5) The wedding pics posted in the ‘FUN’ section of your author page are lovely. Can you tell us where the ceremony was held, and what the day was like? Will, perhaps, there be an upcoming wedding in one of your amazing books?
Funny you asked about an upcoming book wedding… I do love destination weddings. I’ll leave it at that.
The scoop about my own wedding. This is a second marriage for both of us. My husband had already had a gigantic, formal wedding, and he assumed that since we were “older” I wouldn’t want a big wedding. Little did he know that I married in secret the first time around (don’t ask- I was young and foolish) and I had always wished for something more. Although he was willing, I could tell by the look on his face he would be miserable going through a big ceremony. That night we saw a movie called “Just Go With It” with Adam Sandler and Jennifer Aniston. The movie was set in Hawaii and had a destination wedding as part of the plot. Bingo! We had a solution. I got to marry the love of my life in the most romantic ceremony ever—sunset at Kapalua Beach in Maui, surrounded by our children and our most intimate friends. He was spared the hoopla of a formal event. What’s that saying about the second time around?
6) Having two doctoral degrees, one in medicine and one in psychology, the depth of knowledge you own must play a large part in your writing. Can you tell us a bit about that? Such as, how do the ideas come to you? Do events in your practice ever inspire you or transcend onto the page?
Events from my psychology practice definitely have inspired me. I can remember being a wet-behind-the-ears psychologist and hearing some very gruesome confessions. That inspired the book CONFESSION, although my situation in real life wasn’t as dramatic as sitting across from a serial killer…as far as I know.

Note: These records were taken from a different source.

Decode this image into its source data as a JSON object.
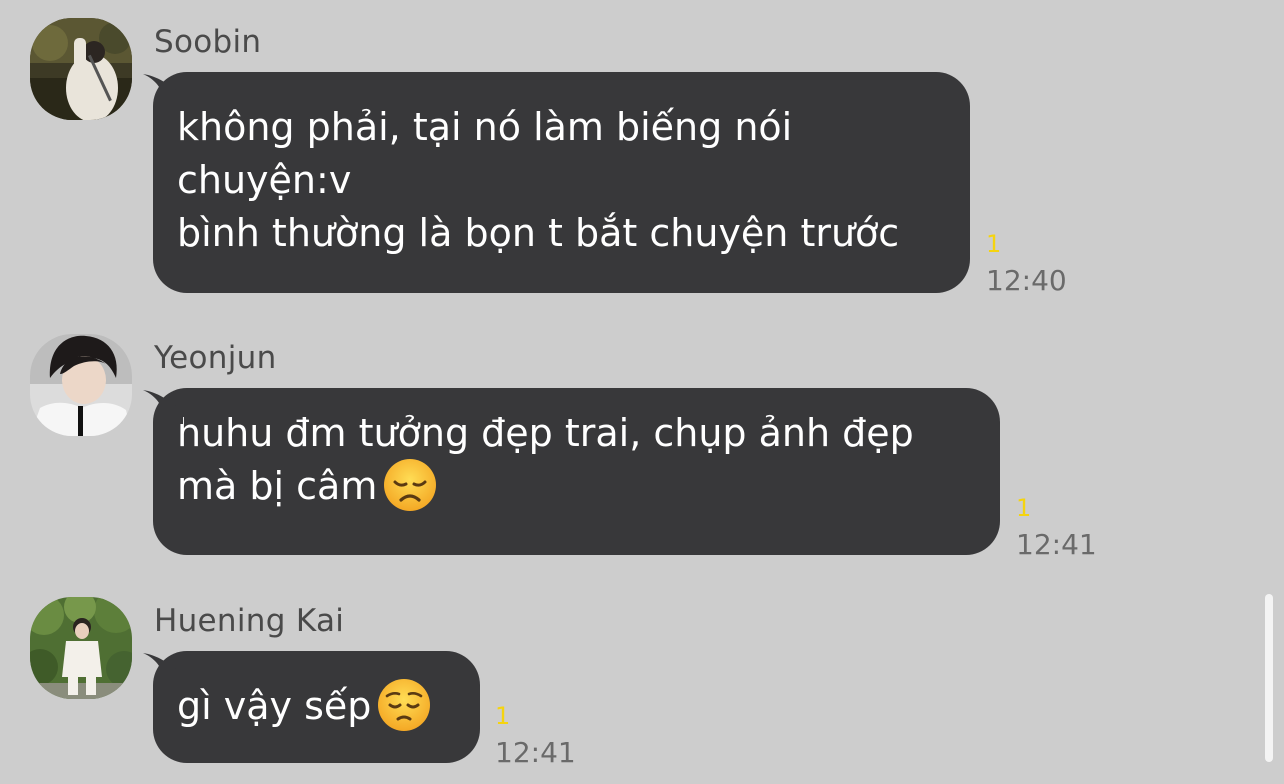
{
  "messages": [
    {
      "sender": "Soobin",
      "lines": [
        "không phải, tại nó làm biếng nói",
        "chuyện:v",
        "bình thường là bọn t bắt chuyện trước"
      ],
      "unread": "1",
      "time": "12:40"
    },
    {
      "sender": "Yeonjun",
      "lines": [
        "huhu đm tưởng đẹp trai, chụp ảnh đẹp",
        "mà bị câm"
      ],
      "emoji": "disappointed-face",
      "unread": "1",
      "time": "12:41"
    },
    {
      "sender": "Huening Kai",
      "lines": [
        "gì vậy sếp"
      ],
      "emoji": "pensive-face",
      "unread": "1",
      "time": "12:41"
    }
  ],
  "colors": {
    "background": "#cdcdcd",
    "bubble": "#38383a",
    "bubble_text": "#ffffff",
    "sender_name": "#4a4a4a",
    "unread_count": "#f5d40f",
    "timestamp": "#6a6a6a"
  }
}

And my first published book, First Do No Evil, was inspired in part by the fears my medical patients voiced when the cervical cancer vaccine initially became available. It was also inspired by my mother’s battle with breast cancer, and my hope that someday soon that, too, will become a vaccine preventable disease.
7) Is there a genre you would love to delve into at some point in the future that you haven’t yet tried?
I’m interested in true crime. But I’m not sure I want to go that far toward the dark side. In fiction, I can make sure that evil never prevails.
8) One of your ‘confessions’ is that you are a reality TV junkie. For all the others out there (LOL), what is your favorite show, character, and why?
Survivor. I have a manuscript under my bed about lovers reunited on opposite teams on a Survivor-like show. It’s called STRANDED HEARTS. It was the first novel I ever wrote, and it’s going to stay hidden. It has reality TV, an eco-terrorist and a secret baby. I don’t know how I could’ve left out the kitchen sink!
9) As an author, how do you feel about the digital world? What do you think are the positives/negatives when it comes to everything being online?
I love the digital world. I think it’s increased accessibility to books for readers, and I’m all for that. I also love print media, though, and I believe there’s room for both. I embrace both worlds.
10) Is there a “favorite” moment between a fan and yourself that you can share with our readers?
One of my favorite moments was when a reader emailed to tell me she was very upset by my book, First Do No Evil. She outlined a list of reasons, but the biggest was that I had a killed off a certain character. This character had only two scenes in the book. But I had worked hard to make readers care about this individual. The reader and I wound up sending many emails back and forth, and it became clear to me that my characters and my story were as real to her as they were to me. That’s gratifying, to say the least.